that the company was looking over
this field and recently one of its en
gineers was in the city and inspected
ites. devoting much of his attention
to the O.-W. R. & N. "boneyard" prop-
rty in North Portland between the
mills of the Eastern & Western and
North Pacific Lumber Company.
A few days ago A. I. Campbell. Pa
cific Coast manager ot the Foundation
Company, was ln the city and left
Wednesday for Puget Sound after hav-
ng conferred with. Mr. Swigert.
We are very much impressed with
the 'boneyard' property,- admitted Mr.
(Concluded on Page 2. Column 3.)
N. E. A. EVENTS TL1STED FOR
General Session. Auditorium.
11 A. M. Active members.
2 P. M. Special programme.
1 p. M. General session.
9 A. M. Kindergarten cduca
tion, auditorium Lincoln High
School; normal schools, room
B. Auditorium; child hygiene,
auditorium Shattuck School;
library, Library Hall, Public Li
brary; educational publications,
room C, Auditorium; science in
struction. First Methodist Church;
rl i , u t ii T.udd School:
wider use of schoolhouses. First J
2 P. M. Vocational education
and practical arts. First Metho
9 A. M. Teachers advisory
...... I TTnlfarlan Phllfrh! AmPf-
- j lean Social Hygiene Association,
room A. Auditorium.
2 P. M. Classic Association of
Pacific States, 217 Lincoln High
13 noon Luncheon, school pa
trons, Multnomah Hotel.
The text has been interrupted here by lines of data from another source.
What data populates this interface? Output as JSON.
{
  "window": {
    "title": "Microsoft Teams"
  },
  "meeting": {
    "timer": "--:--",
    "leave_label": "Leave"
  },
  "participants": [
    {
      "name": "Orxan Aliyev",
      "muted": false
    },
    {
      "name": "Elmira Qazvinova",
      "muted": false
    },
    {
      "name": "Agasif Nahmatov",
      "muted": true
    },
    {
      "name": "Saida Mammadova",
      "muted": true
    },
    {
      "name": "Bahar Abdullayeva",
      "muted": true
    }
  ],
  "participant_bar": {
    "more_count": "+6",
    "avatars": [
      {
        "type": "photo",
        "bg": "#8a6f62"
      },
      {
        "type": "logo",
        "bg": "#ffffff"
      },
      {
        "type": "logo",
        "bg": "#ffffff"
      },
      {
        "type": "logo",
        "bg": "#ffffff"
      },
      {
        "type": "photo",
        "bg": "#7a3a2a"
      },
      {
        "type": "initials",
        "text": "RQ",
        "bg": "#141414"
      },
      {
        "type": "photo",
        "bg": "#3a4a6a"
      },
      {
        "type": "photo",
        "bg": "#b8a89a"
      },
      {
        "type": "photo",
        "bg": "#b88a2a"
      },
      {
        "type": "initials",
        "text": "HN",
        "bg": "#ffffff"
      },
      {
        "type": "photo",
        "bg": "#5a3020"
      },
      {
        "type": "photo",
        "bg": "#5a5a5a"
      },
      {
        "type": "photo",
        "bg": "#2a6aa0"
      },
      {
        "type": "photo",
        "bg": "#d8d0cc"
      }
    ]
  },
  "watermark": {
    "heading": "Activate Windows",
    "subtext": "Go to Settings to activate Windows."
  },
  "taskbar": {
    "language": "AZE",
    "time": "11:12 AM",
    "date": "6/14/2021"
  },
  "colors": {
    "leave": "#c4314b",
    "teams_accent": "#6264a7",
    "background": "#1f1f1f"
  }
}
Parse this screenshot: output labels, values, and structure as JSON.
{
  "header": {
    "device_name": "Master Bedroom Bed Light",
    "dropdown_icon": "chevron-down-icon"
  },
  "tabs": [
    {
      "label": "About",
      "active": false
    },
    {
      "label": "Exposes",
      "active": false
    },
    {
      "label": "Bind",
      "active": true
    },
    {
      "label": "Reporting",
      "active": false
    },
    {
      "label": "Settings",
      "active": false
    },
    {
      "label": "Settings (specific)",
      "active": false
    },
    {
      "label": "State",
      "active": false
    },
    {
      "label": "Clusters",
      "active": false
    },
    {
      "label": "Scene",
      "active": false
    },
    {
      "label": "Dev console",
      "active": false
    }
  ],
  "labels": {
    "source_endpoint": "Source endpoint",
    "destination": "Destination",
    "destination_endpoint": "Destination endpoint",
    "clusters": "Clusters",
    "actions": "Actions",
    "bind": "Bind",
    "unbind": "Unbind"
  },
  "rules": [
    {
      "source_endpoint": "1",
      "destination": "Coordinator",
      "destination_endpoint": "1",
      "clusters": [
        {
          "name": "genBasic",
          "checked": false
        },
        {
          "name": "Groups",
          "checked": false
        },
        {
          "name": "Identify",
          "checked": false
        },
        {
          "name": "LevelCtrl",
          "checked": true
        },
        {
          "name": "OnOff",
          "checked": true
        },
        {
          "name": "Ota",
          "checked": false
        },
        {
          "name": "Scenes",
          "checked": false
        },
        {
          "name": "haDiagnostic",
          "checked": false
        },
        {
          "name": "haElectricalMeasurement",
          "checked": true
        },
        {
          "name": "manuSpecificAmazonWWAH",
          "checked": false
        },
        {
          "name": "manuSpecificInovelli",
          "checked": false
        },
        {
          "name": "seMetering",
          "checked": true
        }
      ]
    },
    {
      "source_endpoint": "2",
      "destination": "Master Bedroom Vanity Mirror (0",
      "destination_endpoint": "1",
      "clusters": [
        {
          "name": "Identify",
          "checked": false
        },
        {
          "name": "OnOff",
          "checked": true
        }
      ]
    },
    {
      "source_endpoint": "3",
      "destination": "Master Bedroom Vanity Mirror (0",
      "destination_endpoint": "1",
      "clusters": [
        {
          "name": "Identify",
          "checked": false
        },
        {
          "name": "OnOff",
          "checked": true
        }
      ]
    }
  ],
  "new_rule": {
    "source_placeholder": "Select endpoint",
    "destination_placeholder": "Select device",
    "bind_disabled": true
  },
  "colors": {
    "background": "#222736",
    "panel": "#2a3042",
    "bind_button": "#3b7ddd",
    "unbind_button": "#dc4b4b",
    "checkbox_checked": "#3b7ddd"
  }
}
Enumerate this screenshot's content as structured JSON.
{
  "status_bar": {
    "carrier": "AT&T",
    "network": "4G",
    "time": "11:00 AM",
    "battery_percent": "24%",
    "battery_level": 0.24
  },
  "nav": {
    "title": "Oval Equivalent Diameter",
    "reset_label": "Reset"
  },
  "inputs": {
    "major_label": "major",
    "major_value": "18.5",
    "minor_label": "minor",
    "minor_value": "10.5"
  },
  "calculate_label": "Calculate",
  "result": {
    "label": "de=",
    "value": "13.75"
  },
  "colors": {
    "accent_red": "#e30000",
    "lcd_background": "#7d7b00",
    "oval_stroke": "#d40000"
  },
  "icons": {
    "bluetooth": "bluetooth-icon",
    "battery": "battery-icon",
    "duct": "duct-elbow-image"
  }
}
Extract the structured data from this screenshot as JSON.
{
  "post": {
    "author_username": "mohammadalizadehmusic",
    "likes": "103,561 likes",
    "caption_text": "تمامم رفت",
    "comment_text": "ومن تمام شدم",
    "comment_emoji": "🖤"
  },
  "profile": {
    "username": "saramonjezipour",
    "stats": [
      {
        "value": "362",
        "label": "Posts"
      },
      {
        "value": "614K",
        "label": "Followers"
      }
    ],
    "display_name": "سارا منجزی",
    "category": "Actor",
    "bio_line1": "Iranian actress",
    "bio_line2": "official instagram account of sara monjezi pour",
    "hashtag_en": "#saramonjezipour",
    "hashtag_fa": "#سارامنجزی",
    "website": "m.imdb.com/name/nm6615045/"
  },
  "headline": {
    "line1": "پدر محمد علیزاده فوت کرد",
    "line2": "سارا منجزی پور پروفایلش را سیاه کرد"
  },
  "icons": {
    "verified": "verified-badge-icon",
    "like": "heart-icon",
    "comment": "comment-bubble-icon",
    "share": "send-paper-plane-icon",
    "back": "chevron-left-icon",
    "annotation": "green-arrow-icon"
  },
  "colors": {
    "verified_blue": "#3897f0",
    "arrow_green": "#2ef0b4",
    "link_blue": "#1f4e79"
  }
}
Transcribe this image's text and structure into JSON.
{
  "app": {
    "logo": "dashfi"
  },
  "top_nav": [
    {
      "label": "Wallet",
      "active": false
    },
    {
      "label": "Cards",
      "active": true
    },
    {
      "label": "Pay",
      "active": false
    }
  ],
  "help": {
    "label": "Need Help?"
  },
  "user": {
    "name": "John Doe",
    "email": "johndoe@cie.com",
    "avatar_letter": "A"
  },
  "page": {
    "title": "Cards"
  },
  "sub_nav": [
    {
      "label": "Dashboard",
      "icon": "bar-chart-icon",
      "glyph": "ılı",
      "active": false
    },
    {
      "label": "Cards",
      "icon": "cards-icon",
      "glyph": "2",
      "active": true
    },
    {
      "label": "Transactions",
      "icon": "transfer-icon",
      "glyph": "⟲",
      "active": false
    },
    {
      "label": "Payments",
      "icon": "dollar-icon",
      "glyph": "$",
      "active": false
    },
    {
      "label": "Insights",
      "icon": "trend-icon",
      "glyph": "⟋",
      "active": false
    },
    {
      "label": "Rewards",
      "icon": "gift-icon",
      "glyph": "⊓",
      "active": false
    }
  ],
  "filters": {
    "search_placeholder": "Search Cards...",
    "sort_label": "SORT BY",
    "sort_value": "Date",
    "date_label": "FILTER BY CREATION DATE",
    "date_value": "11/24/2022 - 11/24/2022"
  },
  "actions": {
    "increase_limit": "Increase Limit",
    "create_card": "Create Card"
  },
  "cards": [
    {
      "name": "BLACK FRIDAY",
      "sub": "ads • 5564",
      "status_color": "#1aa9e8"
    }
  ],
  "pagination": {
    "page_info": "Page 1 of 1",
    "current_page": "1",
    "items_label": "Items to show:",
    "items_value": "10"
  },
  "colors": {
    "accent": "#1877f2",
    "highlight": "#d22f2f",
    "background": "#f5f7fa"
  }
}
3 r. M. "With the Fairies ln
the Woods," Laurelhurst Park.
4 P. M. Association of Collegi
ate Alumnae tea at homo Mrs. C.